benefits. The international donor community could be receptive
to providing assistance on the grounds of regional and global
A program of international assistance is already in place for
the specific purpose of building 2000 MW of nuclear capacity.
This program is based on a 1994 framework agreement in which North
Korea agreed to freeze its nuclear program in exchange for two
new light-water reactors (which are considered less capable of
producing weapons-grade plutonium) and 500,000 tons/year of heavy
fuel oil to meet the country's energy needs until the new reactors
become operational. The Korean Peninsula Energy Development Organization
(KEDO) was established to implement the agreement. The founding
members of KEDO were U.S., Japan and South Korea.
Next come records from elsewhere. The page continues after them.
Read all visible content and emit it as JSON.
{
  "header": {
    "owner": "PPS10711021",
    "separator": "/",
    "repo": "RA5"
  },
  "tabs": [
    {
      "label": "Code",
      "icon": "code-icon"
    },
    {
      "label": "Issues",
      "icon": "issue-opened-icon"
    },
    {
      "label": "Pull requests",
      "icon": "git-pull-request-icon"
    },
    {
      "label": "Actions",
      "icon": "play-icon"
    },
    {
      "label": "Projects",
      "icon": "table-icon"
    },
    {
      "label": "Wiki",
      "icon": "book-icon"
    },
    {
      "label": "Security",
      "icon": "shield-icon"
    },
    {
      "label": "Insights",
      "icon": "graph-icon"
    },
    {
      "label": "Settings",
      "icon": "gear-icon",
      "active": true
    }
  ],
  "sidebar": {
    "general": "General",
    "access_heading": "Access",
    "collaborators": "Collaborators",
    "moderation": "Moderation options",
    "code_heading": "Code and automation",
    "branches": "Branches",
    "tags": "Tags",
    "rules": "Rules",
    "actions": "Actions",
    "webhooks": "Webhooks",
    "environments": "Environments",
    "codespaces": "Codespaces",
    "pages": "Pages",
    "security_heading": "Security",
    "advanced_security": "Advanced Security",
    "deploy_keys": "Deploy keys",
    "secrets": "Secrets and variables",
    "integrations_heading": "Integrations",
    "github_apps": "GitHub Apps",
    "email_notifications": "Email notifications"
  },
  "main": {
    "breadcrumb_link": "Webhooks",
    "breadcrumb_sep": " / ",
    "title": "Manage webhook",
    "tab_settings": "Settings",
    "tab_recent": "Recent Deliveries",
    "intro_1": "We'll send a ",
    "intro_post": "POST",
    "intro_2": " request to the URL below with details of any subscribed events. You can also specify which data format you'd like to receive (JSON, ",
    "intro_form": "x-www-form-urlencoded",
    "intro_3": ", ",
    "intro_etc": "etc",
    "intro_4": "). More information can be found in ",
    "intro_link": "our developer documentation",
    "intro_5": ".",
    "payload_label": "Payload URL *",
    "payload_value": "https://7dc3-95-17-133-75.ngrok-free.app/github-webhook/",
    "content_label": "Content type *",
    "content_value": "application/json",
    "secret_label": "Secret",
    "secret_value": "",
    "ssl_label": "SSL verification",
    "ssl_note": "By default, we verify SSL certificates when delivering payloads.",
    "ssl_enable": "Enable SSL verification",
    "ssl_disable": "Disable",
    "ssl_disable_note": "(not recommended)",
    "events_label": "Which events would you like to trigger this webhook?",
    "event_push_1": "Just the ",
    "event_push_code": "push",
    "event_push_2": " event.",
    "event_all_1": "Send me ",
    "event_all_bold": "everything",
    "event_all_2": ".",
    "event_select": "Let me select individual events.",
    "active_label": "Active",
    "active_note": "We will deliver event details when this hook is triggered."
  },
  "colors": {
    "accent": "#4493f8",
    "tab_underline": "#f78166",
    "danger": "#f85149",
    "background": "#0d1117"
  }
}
Some other countries
(including Canada, Finland, Indonesia, New Zealand, Argentina,
Chile and Australia) now have joined the membership and the European
Union is negotiating to join the Organization.
KEDO would be a candidate for providing further support to North
Korean power sector in a bit of more general framework than its
current mandate. The danger, however, would be that some of the
current focus may be lost. This is particularly important from
the point of view of the Organization's members who have joined
to support a very specific project.
Another option would be to create a new ad hoc international organization
(similar to KEDO) for the specific task of supporting power sector
rehabilitation in North Korea. The advantage of an ad hoc organization
over an established international institution is that the agenda
will be set and members will join if they wish to support the
There is a need for additional research on preparation for the
formulation of an ad hoc international financial agency to provide
assistance to rehabilitation needs of the energy sector in North
Korea. The research should cover (a) the interest of the donor
community to support the cause, (b) the option of expanding the
mandate of KEDO, and (c) the viability of creating a new ad hoc
agency to serve the function.
Agency of Natural Resources and Energy. 1995. Energy in Japan: Facts and Figures. Tokyo, May.
Besant-Jones, J. 1995. "Attracting Finance for Hydroelectric Power." Energy Notes. World Bank, June.
Byrne, J., and Y.D. Wang. 1991. Towards Sustainable Energy, Environment and Development. Newark: University of Delaware, August.
Fukasakse, Y. 1995. "Energy and Environment Policy Integration: The Case of Japan." Energy Policy. Vol. 23, #12 (p. 1063-76). December.
International Atomic Energy Agency. 1993. Financing Arrangements for Nuclear Power Projects in Developing Countries. Vienna, Austria.
International Energy Agency. 1994. The Clean and Efficient Use of Coal and Lignite: Its Role in Energy, Environment and Life. Paris.
International Energy Agency. 1994. Electricity Supply Industry: Structure, Ownership and Regulation in OECD Countries. Paris.
International Finance Corporation. 1996. Financing Private Infrastructure. Published by International Finance Corporation, Washington.
Labandira-Villot, X. 1996. "Market Instruments and the Control of Acid Rain Damage." Energy Policy. 23 (September): 841-854.
Levine, M., and others 1994. Energy Efficiency, Market Failures and Government Policy. Berkeley, California: Lawrence Berkeley Laboratory.
Mitchell, C. 1995. "The Renewables NFFU. A Review." Energy Policy. 23 (December): 1077-1092.
Razavi, H. 1996. Financing Energy Projects in Emerging Economies. Tulsa, Oklahoma: PennWell Books.
Razavi, H., and others 1996. Investment Requirements of Gas and Power Sectors of Developing countries. Tulsa, Oklahoma: PennWell Books.
Resource Dynamics Corporation. 1996. Financing Worldwide Electric Power: Can Capital Markets Do The Job? Report prepared for US Department of Energy, April.
Skinner, R. "The Need for Finance in Energy Efficiency." Presented at the World Energy Efficiency Seminar, Istanbul, Turkey, April 11, 1995.
U.S. Agency for International Development. 1996. Strategies for Financing Energy Efficiency. Washington.
World Bank. 1996. Rural Energy and Development. World Bank
Report. Washington, July.